The 5’8, 185-pound Robinson has always been small. His dad, Dale Robinson, always told to believe “you are the best” player on the field no matter who was bigger or stronger.
Robinson has often been exactly that, despite his stature.
When Robinson wanted to train with Division I-caliber athletes as a high school kid, Chris Vaughn, CEO of Aspirations Fitness Institute in Kentucky, didn’t think Robinson had what it took to stick with his program. He was wrong.
When Kentucky was recruiting him as a high school player, Wildcats recruiting coordinator Vince Marrow did not believe a player as tiny as Robinson could dominate in the SEC. He did.
When the Giants drafted him No. 43 overall, picking him over receivers like Skyy Moore and George Pickens, and a highly-regarded tight end like Trey McBride, many questioned what GM Joe Schoen saw in Robinson.
Beginning Sunday, Robinson gets to begin trying to show the NFL world that Schoen was right.
“It’ll be a lot of emotions. I’ll be excited. I’ll be a little bit nervous, I’m sure,” Robinson said. “But at the end of the day, it’s just playing football and can’t worry too much about that got a job to do.”
The Giants will be in Tennessee this weekend to face the Titans. That means Robinson’s debut will come within driving distance of Frankfort, Ky., where he was born.
It also means Robinson needs tickets. Lots of tickets.
“I’ve heard from a lot of people so I can’t even — more than I can count on both hands,” Robinson said. “So, it’ll be it’ll be quite a bit.”
Robinson was heavily targeted in the passing attack early in training camp. He caught only four passes for 1 measly yard, however, in three preseason games.
What did he learn about the NFL throughout the preseason?
“You really see it’s a business and this is really a job and each and every day, you really have to come out and earn it and just do what you’re supposed to do each and every day,” he said.
If he has any specific goals in mind, Robinson is not giving us a hint.
‘I’m just comfortable with whatever they asked me to do. I’m just really just trying to do whatever I can to help our team win. I’m not going to sit here and say, I’m going to do so many things and whatnot,” Robinson said. “So just everything that I can do to help us win is all I’m going to do.

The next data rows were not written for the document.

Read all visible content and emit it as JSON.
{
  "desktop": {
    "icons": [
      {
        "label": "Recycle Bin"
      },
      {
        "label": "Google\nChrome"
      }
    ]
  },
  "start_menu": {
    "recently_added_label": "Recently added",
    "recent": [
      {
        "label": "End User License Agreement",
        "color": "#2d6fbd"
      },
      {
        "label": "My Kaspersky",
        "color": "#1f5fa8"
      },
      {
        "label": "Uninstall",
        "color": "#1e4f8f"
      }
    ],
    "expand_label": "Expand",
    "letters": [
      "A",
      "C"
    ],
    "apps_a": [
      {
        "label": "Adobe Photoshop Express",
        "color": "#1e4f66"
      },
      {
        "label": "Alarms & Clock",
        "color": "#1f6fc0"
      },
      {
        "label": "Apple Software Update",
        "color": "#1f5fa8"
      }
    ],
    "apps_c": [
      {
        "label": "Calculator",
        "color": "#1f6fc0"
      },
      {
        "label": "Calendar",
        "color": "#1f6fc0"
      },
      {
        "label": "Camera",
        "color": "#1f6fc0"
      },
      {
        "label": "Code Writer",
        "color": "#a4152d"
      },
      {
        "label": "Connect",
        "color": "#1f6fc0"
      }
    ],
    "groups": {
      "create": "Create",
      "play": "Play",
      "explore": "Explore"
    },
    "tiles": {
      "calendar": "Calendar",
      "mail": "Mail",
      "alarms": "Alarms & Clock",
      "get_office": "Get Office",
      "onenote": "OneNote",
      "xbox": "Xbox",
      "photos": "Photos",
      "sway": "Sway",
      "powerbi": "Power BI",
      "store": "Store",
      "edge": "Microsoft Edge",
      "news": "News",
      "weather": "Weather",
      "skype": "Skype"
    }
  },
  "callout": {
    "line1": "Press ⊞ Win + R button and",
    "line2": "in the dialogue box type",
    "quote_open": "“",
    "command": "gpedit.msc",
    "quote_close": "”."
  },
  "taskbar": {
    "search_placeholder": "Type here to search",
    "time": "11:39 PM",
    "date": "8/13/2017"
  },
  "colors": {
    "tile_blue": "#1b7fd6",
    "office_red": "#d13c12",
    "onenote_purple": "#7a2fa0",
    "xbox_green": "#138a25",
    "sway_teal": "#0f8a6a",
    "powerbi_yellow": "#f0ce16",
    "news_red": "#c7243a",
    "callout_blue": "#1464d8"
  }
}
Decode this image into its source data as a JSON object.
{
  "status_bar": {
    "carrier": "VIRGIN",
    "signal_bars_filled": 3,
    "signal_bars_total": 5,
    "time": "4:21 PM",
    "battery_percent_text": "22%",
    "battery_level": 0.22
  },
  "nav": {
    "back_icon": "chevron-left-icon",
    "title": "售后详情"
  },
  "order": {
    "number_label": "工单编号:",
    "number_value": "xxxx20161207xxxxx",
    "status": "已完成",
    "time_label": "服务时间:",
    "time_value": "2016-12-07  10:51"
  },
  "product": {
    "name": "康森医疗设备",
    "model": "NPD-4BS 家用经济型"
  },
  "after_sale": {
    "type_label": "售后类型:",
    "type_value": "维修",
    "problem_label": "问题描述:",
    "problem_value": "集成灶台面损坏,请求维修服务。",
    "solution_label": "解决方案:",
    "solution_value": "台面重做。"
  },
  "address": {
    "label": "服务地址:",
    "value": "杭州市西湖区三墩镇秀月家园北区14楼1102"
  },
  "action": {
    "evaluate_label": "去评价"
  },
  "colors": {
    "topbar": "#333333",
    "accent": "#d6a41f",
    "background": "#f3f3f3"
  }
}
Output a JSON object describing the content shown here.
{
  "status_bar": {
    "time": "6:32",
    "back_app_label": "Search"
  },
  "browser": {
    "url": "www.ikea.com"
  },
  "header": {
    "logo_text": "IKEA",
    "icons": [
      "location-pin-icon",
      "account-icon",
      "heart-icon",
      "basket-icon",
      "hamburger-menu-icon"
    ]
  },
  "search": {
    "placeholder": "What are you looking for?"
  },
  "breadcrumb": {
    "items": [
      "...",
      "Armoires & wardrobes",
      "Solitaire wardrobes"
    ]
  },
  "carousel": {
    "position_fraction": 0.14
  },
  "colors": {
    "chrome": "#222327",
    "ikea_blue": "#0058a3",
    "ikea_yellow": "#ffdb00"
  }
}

‘I didn’t [set goals]. I’ve never been a goal person. Just always going out there trying to do my job and whatever comes comes.”
Schoen said from the beginning that he had a “very clear vision” for how the Giants would use Robinson.
Beginning Sunday, that vision likely includes getting the ball into his hands in a variety of ways and hoping he can work magic with it once that happens.